An entry in your grade book doesn’t reflect a specific place in time, but rather it is a metaphor for overall expectations that students need to demonstrate (but more on that in a future article).
How a student performs at the beginning of the year should not impact how they are graded at the end of the year. The whole point of a class is the continuum of learning that enhances their skills taking them from where they are at the beginning to where they are at the end.
They Don’t Have to Perfectly Align
As mentioned, grade book entries are metaphors for overall expectations. While this will be more full developed in the future, for right now, I just want to point out that a journal entry does not have to only replace a journal entry in your grade book. So long as the journal entry demonstrates the same overall expectations as another grade book entry, the demonstration of skills are interchangeable. This will lead to increasing student achievement, while not reducing the amount of evaluated expectations.
Reduced Number of Tasks in a Culminating

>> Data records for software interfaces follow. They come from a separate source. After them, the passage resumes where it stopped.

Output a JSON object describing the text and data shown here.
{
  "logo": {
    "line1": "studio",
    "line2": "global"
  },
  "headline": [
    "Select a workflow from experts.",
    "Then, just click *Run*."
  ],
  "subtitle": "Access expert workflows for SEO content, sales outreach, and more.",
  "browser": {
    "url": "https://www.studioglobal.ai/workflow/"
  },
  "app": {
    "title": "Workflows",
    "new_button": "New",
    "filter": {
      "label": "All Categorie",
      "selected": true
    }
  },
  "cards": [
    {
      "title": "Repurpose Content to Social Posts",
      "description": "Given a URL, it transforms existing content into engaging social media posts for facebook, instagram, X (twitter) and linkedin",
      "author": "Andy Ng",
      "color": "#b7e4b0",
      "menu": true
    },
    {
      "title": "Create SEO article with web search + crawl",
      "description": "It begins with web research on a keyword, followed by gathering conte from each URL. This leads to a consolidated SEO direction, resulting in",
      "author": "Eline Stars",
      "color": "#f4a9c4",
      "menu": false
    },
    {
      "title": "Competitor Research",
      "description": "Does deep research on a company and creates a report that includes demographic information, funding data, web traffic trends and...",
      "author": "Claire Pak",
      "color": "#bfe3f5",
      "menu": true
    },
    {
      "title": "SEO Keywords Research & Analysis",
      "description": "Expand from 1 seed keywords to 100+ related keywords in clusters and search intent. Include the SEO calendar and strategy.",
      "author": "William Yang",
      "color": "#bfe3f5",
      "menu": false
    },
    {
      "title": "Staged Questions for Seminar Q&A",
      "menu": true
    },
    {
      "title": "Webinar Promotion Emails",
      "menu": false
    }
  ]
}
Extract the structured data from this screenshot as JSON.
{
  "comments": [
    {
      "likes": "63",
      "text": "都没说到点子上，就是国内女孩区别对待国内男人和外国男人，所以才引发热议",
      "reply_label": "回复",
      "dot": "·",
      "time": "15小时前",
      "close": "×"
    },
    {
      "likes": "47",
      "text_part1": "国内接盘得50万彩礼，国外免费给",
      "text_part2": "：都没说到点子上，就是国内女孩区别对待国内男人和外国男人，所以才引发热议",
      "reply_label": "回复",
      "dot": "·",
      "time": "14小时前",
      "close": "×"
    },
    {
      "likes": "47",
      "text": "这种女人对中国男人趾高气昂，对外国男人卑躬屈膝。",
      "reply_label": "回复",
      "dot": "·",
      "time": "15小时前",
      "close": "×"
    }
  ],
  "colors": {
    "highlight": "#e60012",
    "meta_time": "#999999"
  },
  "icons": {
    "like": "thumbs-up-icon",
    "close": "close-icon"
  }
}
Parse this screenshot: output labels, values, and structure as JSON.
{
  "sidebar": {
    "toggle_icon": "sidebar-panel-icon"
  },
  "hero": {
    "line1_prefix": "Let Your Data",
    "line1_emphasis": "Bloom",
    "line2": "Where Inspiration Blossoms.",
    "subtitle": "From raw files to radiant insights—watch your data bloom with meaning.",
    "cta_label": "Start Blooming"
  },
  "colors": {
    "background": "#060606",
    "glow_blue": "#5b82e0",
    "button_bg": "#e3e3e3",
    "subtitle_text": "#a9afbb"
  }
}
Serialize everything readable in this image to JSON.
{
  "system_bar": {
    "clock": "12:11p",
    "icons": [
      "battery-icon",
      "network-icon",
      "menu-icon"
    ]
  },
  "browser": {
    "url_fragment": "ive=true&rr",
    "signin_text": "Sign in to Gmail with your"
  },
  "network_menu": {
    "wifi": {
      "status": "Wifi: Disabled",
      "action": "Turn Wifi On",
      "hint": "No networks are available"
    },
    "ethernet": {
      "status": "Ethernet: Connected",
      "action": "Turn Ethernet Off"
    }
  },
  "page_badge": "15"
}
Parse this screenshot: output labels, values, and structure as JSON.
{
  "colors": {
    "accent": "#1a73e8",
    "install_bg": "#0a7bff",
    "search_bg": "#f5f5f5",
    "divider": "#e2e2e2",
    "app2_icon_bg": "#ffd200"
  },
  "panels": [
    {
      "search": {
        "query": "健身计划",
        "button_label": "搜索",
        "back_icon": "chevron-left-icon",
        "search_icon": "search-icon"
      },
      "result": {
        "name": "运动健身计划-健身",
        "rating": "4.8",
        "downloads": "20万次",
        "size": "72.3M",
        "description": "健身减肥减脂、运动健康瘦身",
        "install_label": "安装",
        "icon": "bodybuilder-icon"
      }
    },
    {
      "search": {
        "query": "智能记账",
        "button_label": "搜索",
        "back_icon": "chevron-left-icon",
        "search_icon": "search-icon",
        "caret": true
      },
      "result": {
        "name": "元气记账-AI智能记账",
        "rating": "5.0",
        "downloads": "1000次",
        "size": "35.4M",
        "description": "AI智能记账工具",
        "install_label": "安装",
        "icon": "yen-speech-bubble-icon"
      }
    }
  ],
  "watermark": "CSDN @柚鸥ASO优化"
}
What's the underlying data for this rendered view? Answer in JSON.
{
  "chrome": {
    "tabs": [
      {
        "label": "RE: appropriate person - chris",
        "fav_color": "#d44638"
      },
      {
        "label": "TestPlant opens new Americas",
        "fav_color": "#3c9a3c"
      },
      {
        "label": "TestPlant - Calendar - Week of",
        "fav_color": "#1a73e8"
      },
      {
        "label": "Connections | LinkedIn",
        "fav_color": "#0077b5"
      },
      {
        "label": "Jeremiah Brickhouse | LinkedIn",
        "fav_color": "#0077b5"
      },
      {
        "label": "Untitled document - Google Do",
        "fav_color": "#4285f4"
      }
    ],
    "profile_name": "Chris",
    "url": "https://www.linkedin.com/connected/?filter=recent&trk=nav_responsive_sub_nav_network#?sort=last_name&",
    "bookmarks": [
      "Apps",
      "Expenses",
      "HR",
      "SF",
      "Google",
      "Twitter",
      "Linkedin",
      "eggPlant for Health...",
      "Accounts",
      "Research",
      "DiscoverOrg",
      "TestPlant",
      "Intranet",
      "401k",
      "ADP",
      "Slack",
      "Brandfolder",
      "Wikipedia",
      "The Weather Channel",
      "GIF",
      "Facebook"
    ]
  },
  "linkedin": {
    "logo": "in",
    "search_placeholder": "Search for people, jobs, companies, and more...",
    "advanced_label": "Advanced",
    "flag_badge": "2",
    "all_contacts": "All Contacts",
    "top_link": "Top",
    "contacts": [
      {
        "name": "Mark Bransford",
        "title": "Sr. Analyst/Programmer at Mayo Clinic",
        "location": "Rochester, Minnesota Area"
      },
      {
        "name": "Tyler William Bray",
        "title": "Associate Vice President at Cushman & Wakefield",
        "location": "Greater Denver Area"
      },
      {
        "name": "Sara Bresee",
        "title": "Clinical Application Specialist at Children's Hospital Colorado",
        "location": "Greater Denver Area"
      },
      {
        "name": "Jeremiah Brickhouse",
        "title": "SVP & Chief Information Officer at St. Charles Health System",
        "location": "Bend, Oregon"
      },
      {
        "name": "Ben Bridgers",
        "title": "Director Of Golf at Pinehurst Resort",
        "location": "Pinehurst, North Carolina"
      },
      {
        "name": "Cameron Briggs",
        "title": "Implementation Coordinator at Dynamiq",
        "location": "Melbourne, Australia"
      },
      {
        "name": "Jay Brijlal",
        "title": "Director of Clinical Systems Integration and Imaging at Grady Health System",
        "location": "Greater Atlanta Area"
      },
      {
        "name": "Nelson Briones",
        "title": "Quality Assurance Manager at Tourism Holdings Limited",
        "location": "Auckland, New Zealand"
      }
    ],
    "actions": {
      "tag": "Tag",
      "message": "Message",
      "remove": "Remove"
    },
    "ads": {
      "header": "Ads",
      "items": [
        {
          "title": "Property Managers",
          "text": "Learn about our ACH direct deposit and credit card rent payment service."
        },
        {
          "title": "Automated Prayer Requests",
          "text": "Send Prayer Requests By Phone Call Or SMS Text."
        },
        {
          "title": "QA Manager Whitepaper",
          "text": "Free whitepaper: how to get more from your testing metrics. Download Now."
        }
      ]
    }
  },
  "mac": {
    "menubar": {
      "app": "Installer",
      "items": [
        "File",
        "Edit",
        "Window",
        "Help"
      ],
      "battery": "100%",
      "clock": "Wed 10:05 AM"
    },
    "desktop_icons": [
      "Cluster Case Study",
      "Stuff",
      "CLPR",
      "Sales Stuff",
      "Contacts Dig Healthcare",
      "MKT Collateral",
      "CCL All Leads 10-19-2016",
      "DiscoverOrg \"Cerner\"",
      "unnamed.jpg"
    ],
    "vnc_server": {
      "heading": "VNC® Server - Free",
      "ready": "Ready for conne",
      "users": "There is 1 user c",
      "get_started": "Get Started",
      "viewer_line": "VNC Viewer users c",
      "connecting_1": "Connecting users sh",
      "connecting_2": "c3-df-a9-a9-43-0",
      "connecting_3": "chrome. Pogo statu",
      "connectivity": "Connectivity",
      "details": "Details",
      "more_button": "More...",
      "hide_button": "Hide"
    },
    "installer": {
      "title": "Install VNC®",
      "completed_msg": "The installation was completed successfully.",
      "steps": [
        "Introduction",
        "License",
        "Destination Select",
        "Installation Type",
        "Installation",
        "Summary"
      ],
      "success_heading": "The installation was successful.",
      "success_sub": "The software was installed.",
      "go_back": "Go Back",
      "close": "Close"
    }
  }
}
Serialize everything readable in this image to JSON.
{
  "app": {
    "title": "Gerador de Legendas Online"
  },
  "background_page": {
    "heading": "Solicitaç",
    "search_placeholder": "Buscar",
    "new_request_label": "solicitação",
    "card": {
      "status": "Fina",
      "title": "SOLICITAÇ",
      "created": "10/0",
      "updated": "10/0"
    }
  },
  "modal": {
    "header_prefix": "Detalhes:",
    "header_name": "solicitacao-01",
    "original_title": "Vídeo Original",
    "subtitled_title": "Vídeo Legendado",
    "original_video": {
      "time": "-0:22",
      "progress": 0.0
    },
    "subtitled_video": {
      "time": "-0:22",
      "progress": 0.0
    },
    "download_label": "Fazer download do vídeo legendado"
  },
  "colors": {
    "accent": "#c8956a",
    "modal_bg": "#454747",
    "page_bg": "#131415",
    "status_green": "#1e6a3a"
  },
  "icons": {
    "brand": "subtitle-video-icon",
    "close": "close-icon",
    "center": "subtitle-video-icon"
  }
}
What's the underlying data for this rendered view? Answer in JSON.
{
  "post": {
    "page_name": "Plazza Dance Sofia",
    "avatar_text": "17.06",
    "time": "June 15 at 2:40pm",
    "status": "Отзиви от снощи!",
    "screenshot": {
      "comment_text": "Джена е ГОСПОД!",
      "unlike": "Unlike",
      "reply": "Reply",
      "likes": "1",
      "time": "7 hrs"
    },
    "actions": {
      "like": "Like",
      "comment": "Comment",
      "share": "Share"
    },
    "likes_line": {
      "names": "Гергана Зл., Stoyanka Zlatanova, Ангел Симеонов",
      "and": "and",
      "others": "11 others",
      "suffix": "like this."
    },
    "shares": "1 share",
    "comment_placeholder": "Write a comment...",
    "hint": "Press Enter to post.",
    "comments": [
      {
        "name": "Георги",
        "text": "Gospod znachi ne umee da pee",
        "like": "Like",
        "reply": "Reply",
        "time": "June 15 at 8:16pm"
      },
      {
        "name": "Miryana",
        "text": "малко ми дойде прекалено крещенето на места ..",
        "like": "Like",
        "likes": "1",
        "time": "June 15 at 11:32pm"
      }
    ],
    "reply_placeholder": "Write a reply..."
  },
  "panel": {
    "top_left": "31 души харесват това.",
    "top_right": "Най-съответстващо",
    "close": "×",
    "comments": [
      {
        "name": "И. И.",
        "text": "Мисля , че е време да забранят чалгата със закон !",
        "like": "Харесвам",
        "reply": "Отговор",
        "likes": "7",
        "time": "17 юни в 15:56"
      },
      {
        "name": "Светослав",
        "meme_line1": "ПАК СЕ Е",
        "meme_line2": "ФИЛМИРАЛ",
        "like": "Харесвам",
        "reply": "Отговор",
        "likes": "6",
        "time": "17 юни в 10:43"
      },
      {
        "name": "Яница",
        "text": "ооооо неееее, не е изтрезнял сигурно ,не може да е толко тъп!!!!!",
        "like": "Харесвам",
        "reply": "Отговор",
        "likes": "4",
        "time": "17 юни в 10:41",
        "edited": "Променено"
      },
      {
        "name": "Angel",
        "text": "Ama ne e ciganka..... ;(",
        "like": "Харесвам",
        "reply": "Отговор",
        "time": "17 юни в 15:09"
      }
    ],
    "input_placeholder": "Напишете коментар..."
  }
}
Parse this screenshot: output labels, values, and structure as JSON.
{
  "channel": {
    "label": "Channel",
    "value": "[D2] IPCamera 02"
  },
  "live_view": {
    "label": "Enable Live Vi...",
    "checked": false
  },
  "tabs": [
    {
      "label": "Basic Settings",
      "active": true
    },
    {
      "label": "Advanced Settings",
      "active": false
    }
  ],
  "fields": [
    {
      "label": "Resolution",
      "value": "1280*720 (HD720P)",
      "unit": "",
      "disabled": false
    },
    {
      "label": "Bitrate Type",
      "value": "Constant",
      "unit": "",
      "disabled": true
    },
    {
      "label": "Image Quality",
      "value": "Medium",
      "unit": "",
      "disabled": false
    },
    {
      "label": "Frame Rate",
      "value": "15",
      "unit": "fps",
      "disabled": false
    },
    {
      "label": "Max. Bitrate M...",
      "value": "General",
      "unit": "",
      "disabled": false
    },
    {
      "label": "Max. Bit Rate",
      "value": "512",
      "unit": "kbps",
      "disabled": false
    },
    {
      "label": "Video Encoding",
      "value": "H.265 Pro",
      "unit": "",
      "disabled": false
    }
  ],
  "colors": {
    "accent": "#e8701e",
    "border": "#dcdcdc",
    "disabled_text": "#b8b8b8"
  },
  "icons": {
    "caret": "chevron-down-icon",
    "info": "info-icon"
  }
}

Reducing the number of tasks in an assignment, especially a culminating assignment, is something that is best done on an individualized basis, tailored to the specific needs of each student. By focusing on Katherine Pearce’s geography culminating I will seek to indicate what tasks can be reduced without sacrificing the overall requirements of the piece.
Where to Start
At the beginning is often the first place to start. As we’ve already seen, the planning pages offer students structure and support. But, some students may find that overwhelming. Simply eliminating the planning pages – or more correctly, limiting the amount of planning pages that need to be completed – can help.
On page 16, the student may be asked to demonstrate one improvement, rather than 3. This allows for some evidence of learning, while creating a manageable throughline for the student.
Looking at the Rubric
Each strand has been broken down into specific sections. Within those sections, are specific look fors. If we focus on Knowledge-History we might allow students not to demonstrate the date the city was founded, and we might suggest that so long as they are using other visuals throughout their piece, the visuals of the historical development are not required.
On Application-Personal Opinion Paragraphs the student may be able to fully demonstrate their learning simply by expressing what they learned about the city, through the use of embedded quotations, removing the need for them to express their general impressions of the city.
Tailored to Your Needs, and Your Student’s Needs
Each reduction of tasks will be unique. But, the question you must ask yourself is what specific expectations are still being demonstrated even if this piece is removed. If that expectation is still there, then you can remove or reduce the task without compromising your overall piece.
Manageable for Them, Manageable for You
If your gradebook has 100 different entries it will be as difficult for you to stay on top of your workload, as it will be for them to stay on top of their demonstrations of learning.
It will also create a situation where you will likely have problems explaining why each of those tasks are required to evaluate the overall expectations that they are connected to.
Parents and students are becoming far more aware of assessment and evaluation, with a number of teachers explicitly teaching growing success in their classroom so they have a strong understanding of where grades come from.
Because of this, we have students who are willing to self-advocate and ensure that fair assessment and evaluation practices are used. By reducing the number of tasks, while still maintaining the number of learning opportunities, you will be creating a space that best encourages student participation, classroom growth, and success.